- Get Involved
- About Us
- Our Projects
- The Watch
- Dig Deeper
April 10, 2012
Marking the Routes of the Silk RoadsPosted by Natalia Turekulova, ICOMOS Kazakhstan
Old necropolises are some of the only man-made landmarks that can be seen along the main routes that cross the vast steppes and deserts of the Mangystau peninsula and the Usturt Plateau, between the Caspian and the Aral Seas. These ancient roads, which are still in use, in the Middle Ages connected Khorezmian and Sogdian lands with the territories to the north and west of the Caspian Sea. This network was an important part of the Silk Roads, especially following the sixth century, when the Turkic Khanate and Byzantium signed a trade agreement. Providing transportation of goods, these roads were also the routes of migration, dissemination of knowledge and culture, and of world religions.
The first mention of the advent of Islam in the region of Mangystau is related to the legends of Shopan Ata, a follower of Hoja Ahmed Yasswi. Hoja Ahmed was a distinguished poet and Sufi Master of the twelfth century, the father of the Turkic branch of Sufism, and a distinguished teacher of Islam, who lived in the city known today as Turkestan in modern-day Kazakhstan. According to one legend, he threw away his walking stick and said that whoever of his students found it would be blessed by him. It was Shopan Ata who found it, on a mountaintop in Mangystau. In the foot of this mountain he carved small caves and set up a mosque. The wooden stick took root and grew into a beautiful mulberry tree, offering sweet berries and its shade to the numerous pilgrims and travelers who visited this place for more than 800 years. Today, this mosque and the surrounding necropolis form one of the largest, most beautiful, and most important sacred places in the region of Mangystau.
The tradition of building mosques underground or in rock-carved caves, as well as cells for Sufi ascetics, spread widely in Mangystau by the followers of the Yasawiya Order and it became the characteristic feature of Islamic culture of this land.
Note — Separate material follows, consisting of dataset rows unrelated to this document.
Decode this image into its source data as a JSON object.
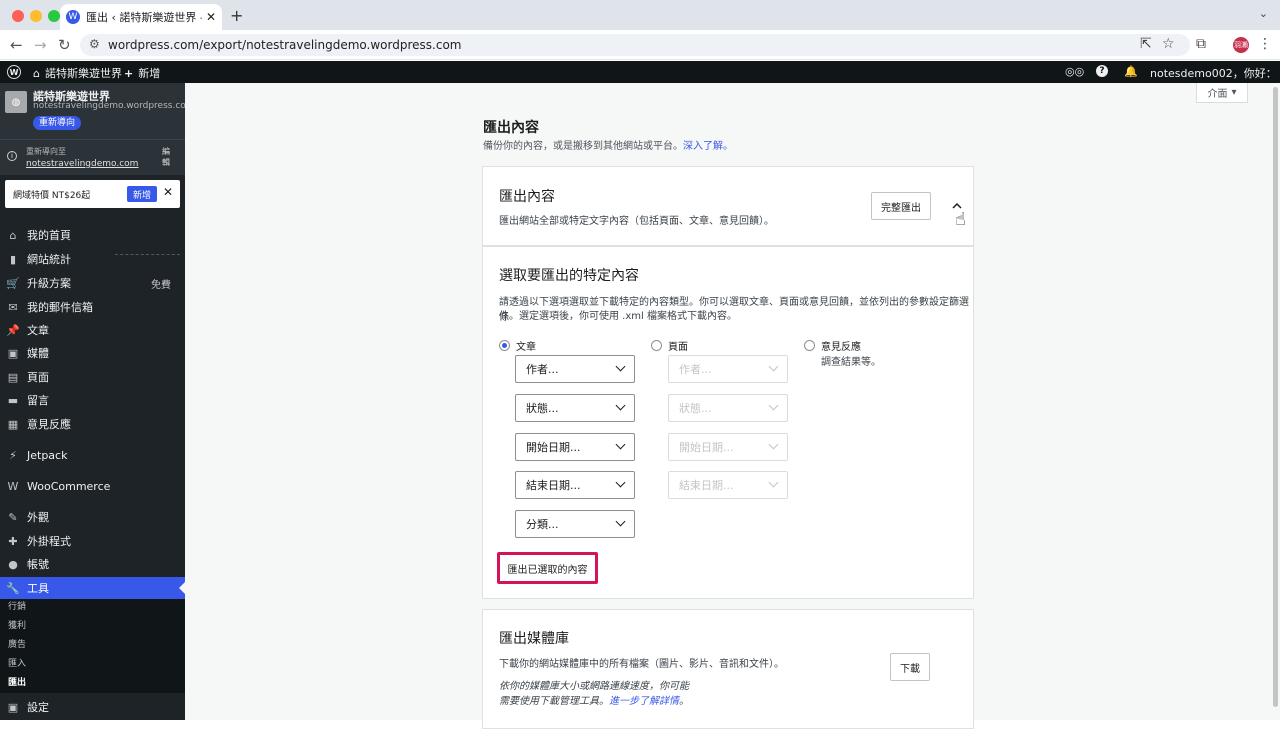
{
  "browser": {
    "tab_title": "匯出 ‹ 諾特斯樂遊世界 — WordPress.com",
    "tab_close": "✕",
    "new_tab": "+",
    "url": "wordpress.com/export/notestravelingdemo.wordpress.com",
    "profile_label": "羽瀨"
  },
  "adminbar": {
    "site_name": "諾特斯樂遊世界",
    "new_label": "新增",
    "greeting": "notesdemo002，你好：",
    "logo": "W"
  },
  "sidebar": {
    "site_name": "諾特斯樂遊世界",
    "site_domain": "notestravelingdemo.wordpress.com",
    "redirect_button": "重新導向",
    "redirect_label": "重新導向至",
    "redirect_domain": "notestravelingdemo.com",
    "redirect_edit": "編輯",
    "promo_text": "網域特價 NT$26起",
    "promo_button": "新增",
    "items": [
      {
        "label": "我的首頁",
        "icon": "⌂"
      },
      {
        "label": "網站統計",
        "icon": "▮"
      },
      {
        "label": "升級方案",
        "icon": "🛒",
        "badge": "免費"
      },
      {
        "label": "我的郵件信箱",
        "icon": "✉"
      },
      {
        "label": "文章",
        "icon": "📌"
      },
      {
        "label": "媒體",
        "icon": "▣"
      },
      {
        "label": "頁面",
        "icon": "▤"
      },
      {
        "label": "留言",
        "icon": "▬"
      },
      {
        "label": "意見反應",
        "icon": "▦"
      },
      {
        "label": "Jetpack",
        "icon": "⚡"
      },
      {
        "label": "WooCommerce",
        "icon": "W"
      },
      {
        "label": "外觀",
        "icon": "✎"
      },
      {
        "label": "外掛程式",
        "icon": "✚"
      },
      {
        "label": "帳號",
        "icon": "●"
      },
      {
        "label": "工具",
        "icon": "🔧"
      }
    ],
    "submenu": [
      "行銷",
      "獲利",
      "廣告",
      "匯入",
      "匯出"
    ],
    "settings": "設定"
  },
  "main": {
    "view_button": "介面",
    "title": "匯出內容",
    "subtitle": "備份你的內容，或是搬移到其他網站或平台。",
    "learn_more": "深入了解。",
    "export_card": {
      "title": "匯出內容",
      "desc": "匯出網站全部或特定文字內容（包括頁面、文章、意見回饋）。",
      "button": "完整匯出"
    },
    "specific": {
      "title": "選取要匯出的特定內容",
      "desc1": "請透過以下選項選取並下載特定的內容類型。你可以選取文章、頁面或意見回饋，並依列出的參數設定篩選條",
      "desc2": "件。選定選項後，你可使用 .xml 檔案格式下載內容。",
      "radio_posts": "文章",
      "radio_pages": "頁面",
      "radio_feedback": "意見反應",
      "feedback_desc": "調查結果等。",
      "posts_filters": [
        "作者...",
        "狀態...",
        "開始日期...",
        "結束日期...",
        "分類..."
      ],
      "pages_filters": [
        "作者...",
        "狀態...",
        "開始日期...",
        "結束日期..."
      ],
      "export_selected": "匯出已選取的內容"
    },
    "media_card": {
      "title": "匯出媒體庫",
      "desc": "下載你的網站媒體庫中的所有檔案（圖片、影片、音訊和文件）。",
      "note1": "依你的媒體庫大小或網路連線速度，你可能",
      "note2": "需要使用下載管理工具。",
      "note_link": "進一步了解詳情",
      "note_end": "。",
      "button": "下載"
    }
  },
  "colors": {
    "accent": "#3858e9",
    "highlight": "#d4145a",
    "sidebar": "#1d2327"
  }
}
Legends mention 360 Sufi saints that lived, preached, and were buried in this region. Most of their names and graves are lost, but some survive: Shopan Ata, Masat Ata, Sysem Ata, Beket Ata, Shakpak Ata, and others have become the centers of the famous necropolises and sacred places visited by pilgrims from the Kazakh, Turkmen, and Karakalpak populations of the region. In these places, and in the religious practices of these local populations, one finds many unique influences from Zoroastrianism and other pre-Islamic cults. All the built structures of the old necropolises of Mangystau differ from similar structures in this part of Asia in their architecture, craftsmanship, decoration, and surroundings and they represent the material evidence of the culture created by nomadic peoples who have inhabited for many centuries this severe, deserted space to the east of the Caspian Sea.
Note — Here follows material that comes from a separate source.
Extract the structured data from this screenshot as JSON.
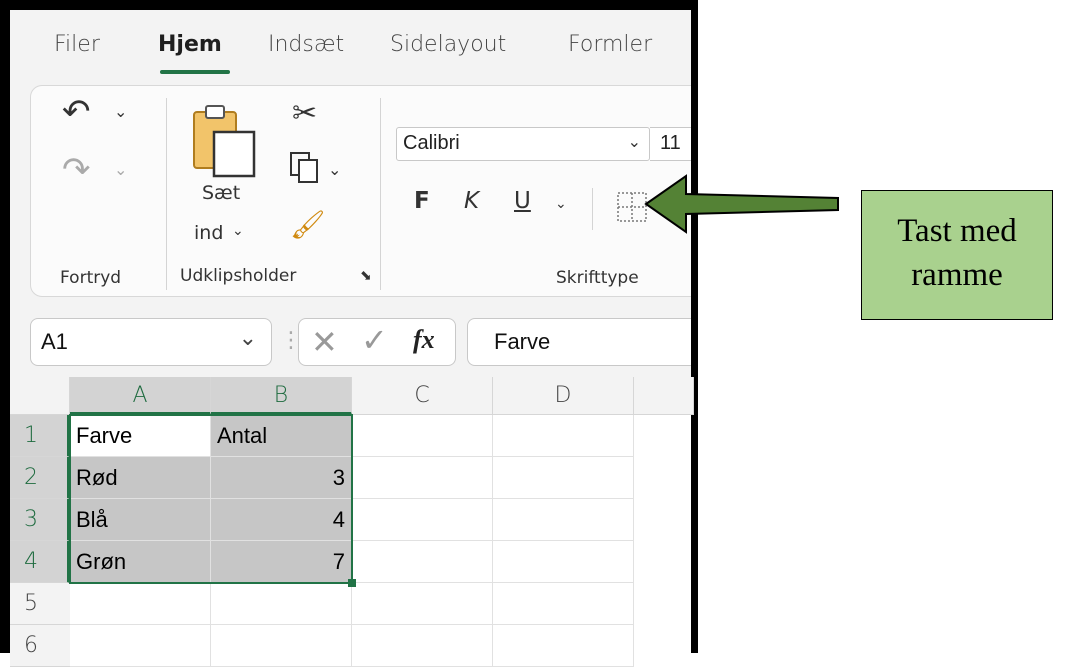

The state and local authorities have made a great effort to preserve this unique heritage, which faces increasing pressure from such negative factors as urban development, rising numbers of pilgrims, and rapid growth of the oil extraction industry. In accordance with Kazakhstan’s “Cultural Heritage” national program studies, restoration and promotion of the nomadic heritage of Mangystau have begun. Archaeological, historical, ethnographic, and architectural research is underway, with the aim of improving its future preservation. Local authorities are at work to establish and enforce zones of protection for the ancient necropolises, within the context of the surrounding cultural and natural landscape.
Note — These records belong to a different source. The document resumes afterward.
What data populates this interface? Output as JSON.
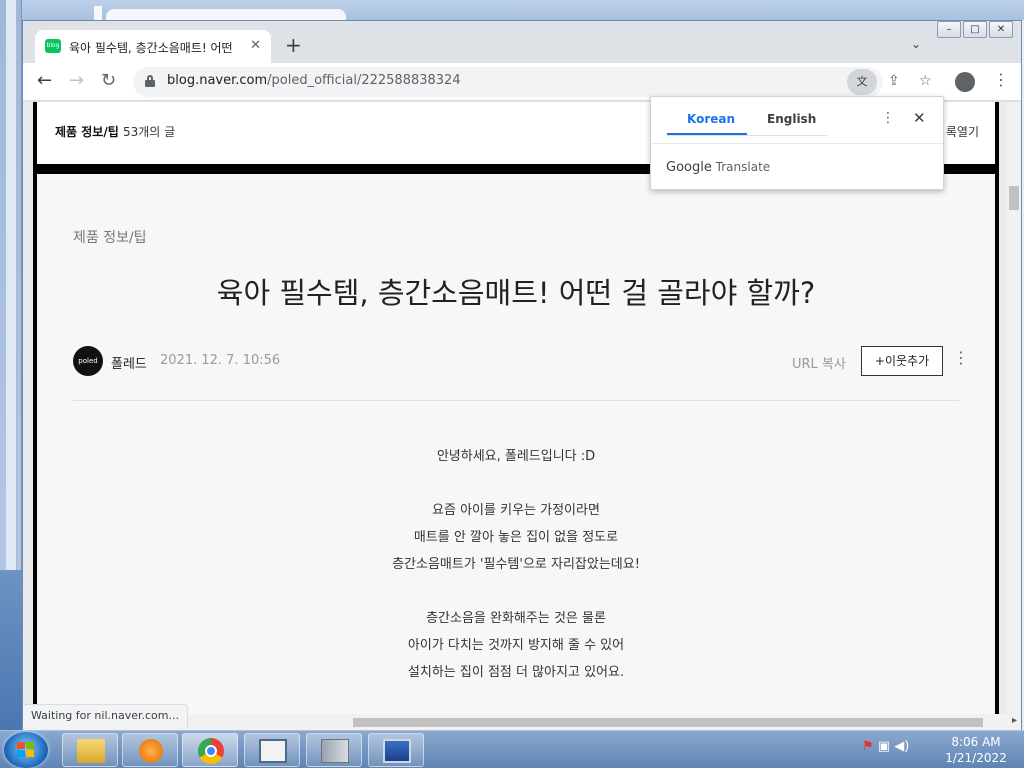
{
  "browser": {
    "tab_title": "육아 필수템, 층간소음매트! 어떤",
    "favicon_label": "blog",
    "new_tab_label": "+",
    "url_host": "blog.naver.com",
    "url_path": "/poled_official/222588838324",
    "tab_close": "✕",
    "tab_search": "⌄"
  },
  "window_controls": {
    "minimize": "–",
    "maximize": "□",
    "close": "✕"
  },
  "page": {
    "category_name": "제품 정보/팁",
    "category_count": "53개의 글",
    "list_open": "록열기",
    "post_category": "제품 정보/팁",
    "title": "육아 필수템, 층간소음매트! 어떤 걸 골라야 할까?",
    "avatar_text": "poled",
    "author": "폴레드",
    "date": "2021. 12. 7. 10:56",
    "url_copy": "URL 복사",
    "add_neighbor": "+이웃추가",
    "body": {
      "line1": "안녕하세요, 폴레드입니다 :D",
      "line2": "요즘 아이를 키우는 가정이라면",
      "line3": "매트를 안 깔아 놓은 집이 없을 정도로",
      "line4": "층간소음매트가 '필수템'으로 자리잡았는데요!",
      "line5": "층간소음을 완화해주는 것은 물론",
      "line6": "아이가 다치는 것까지 방지해 줄 수 있어",
      "line7": "설치하는 집이 점점 더 많아지고 있어요."
    }
  },
  "translate_popup": {
    "source_lang": "Korean",
    "target_lang": "English",
    "brand_google": "Google",
    "brand_translate": "Translate"
  },
  "status_text": "Waiting for nil.naver.com...",
  "taskbar": {
    "time": "8:06 AM",
    "date": "1/21/2022"
  },
  "colors": {
    "accent": "#1a73e8",
    "naver_green": "#03c75a"
  }
}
About Our Journal
WMF Journal is written by WMF staff, partners and guests.Staff Bios